I Want My Kids to Get Along With Each Other
You really can take steps to stop the day-to-day struggles between your kids. The key is – you really have to get involved. Most importantly, don’t ignore your kid’s fighting and bickering. Instead, clearly let your kids know your expectations, “Let Molly know you’re mad without hitting her.” “If you don’t like what your brother is doing, come tell me and we’ll work it out together.” “You have to include your sister.”
If you don’t set limits when your kids are bickering, they will believe you accept their negative behavior, and then it’s more likely to continue.
Above all, to eliminate the rivalry, treat your kids fairly. If you tend to reward one of your kids and blame the other, re-evaluate and re-think your approach. When you’re fair and generous with your praise – “Thank you for sharing with your sister,” or “I’m glad you let Alex play with you” – your kids will feel better about themselves and be less likely to argue.

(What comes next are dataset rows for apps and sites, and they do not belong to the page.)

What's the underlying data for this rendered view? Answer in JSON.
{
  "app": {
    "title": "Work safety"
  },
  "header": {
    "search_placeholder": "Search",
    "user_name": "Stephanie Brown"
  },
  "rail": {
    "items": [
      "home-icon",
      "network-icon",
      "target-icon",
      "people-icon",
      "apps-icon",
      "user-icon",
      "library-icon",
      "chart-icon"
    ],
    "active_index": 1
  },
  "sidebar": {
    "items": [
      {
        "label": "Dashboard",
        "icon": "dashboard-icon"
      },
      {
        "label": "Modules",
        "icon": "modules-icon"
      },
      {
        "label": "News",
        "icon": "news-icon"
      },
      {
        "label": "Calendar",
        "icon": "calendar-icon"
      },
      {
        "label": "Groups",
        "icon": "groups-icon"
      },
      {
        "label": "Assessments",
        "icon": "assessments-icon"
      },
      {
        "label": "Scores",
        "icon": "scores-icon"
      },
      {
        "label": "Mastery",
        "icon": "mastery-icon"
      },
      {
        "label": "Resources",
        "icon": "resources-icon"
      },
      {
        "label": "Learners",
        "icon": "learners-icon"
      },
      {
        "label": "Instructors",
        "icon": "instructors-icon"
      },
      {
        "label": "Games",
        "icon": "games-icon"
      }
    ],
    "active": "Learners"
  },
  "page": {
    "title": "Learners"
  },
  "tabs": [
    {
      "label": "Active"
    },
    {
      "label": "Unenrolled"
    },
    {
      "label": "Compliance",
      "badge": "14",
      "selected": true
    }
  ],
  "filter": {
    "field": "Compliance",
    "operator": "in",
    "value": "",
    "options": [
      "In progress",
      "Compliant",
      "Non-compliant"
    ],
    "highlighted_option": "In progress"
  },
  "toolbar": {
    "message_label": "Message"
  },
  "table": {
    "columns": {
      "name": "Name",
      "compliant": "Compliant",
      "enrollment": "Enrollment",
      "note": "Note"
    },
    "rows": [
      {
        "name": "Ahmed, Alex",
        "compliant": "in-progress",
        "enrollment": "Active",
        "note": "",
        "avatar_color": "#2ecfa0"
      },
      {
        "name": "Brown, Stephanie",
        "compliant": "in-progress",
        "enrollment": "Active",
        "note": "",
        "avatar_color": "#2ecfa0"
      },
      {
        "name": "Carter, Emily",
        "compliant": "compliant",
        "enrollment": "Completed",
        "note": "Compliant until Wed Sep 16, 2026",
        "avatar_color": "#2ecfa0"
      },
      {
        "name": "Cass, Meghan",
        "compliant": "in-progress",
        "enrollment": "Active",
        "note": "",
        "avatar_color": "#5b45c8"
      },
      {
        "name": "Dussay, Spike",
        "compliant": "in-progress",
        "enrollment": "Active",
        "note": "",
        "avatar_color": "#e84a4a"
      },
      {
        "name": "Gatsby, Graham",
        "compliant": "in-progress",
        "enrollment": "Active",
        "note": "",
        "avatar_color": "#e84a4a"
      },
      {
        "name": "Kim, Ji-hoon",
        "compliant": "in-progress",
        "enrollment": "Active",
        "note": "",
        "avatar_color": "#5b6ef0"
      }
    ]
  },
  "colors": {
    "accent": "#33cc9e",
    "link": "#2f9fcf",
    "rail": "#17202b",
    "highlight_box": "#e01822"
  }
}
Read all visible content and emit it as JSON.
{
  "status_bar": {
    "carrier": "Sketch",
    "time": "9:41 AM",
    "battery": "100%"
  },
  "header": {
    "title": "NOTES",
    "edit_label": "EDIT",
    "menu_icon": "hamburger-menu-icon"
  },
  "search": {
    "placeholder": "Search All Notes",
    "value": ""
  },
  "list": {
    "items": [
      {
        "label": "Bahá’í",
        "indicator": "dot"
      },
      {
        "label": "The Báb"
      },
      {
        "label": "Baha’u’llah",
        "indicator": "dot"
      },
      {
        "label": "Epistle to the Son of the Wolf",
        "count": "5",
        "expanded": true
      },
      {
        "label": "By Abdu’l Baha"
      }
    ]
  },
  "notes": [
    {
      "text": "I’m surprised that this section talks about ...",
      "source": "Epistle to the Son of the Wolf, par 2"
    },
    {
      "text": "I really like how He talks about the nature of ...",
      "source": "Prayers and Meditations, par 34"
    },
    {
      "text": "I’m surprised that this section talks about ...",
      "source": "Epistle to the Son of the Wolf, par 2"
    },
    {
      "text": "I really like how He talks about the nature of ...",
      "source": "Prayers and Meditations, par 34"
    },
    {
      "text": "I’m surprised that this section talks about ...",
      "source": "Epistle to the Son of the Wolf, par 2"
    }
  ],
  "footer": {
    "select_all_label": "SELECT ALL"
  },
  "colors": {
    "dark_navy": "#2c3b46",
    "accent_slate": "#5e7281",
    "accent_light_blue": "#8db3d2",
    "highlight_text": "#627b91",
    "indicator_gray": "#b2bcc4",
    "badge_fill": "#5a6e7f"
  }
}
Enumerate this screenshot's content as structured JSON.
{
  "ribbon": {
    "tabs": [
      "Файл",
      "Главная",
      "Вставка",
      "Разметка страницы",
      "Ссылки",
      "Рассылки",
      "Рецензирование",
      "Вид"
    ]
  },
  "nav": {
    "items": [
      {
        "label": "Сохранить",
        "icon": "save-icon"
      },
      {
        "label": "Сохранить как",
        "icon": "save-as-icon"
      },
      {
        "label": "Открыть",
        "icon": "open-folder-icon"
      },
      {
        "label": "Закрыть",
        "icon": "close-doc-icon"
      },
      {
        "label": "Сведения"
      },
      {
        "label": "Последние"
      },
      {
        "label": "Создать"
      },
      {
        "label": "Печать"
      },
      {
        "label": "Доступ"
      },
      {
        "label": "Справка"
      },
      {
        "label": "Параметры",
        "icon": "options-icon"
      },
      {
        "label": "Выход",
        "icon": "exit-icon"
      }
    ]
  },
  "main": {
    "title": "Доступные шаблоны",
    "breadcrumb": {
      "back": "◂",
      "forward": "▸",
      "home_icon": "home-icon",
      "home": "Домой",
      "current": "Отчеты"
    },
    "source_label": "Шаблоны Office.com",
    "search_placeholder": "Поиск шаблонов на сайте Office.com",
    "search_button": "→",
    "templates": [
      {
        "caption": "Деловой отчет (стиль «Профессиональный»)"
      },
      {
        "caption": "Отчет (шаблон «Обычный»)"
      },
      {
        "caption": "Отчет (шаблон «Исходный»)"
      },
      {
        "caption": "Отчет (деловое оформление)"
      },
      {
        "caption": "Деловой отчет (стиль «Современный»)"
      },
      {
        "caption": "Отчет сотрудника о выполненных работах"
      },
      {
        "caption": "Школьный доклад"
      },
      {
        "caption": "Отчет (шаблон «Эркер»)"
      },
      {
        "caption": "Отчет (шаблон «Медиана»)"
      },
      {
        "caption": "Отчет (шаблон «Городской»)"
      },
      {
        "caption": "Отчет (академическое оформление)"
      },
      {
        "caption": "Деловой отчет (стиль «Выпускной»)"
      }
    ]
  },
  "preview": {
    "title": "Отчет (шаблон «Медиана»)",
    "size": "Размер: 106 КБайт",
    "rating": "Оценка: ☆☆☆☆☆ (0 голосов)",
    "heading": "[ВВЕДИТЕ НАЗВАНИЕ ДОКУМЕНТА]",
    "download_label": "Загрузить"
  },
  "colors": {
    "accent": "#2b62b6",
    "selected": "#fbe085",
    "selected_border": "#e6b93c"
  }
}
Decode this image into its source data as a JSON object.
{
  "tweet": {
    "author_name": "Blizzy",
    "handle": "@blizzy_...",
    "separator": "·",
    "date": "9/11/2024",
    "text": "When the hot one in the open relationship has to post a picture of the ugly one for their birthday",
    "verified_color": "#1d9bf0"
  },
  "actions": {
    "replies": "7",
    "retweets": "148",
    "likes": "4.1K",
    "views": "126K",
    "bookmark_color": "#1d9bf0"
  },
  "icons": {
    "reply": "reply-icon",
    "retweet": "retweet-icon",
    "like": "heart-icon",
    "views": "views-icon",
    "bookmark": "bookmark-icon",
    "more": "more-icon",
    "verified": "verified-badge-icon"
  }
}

Whenever sibling rivalry moves beyond a few words spoken in haste, step in, set limits, and help your kids resolve their differences.
Ultimately your actions shape the relationship your kids have with each other!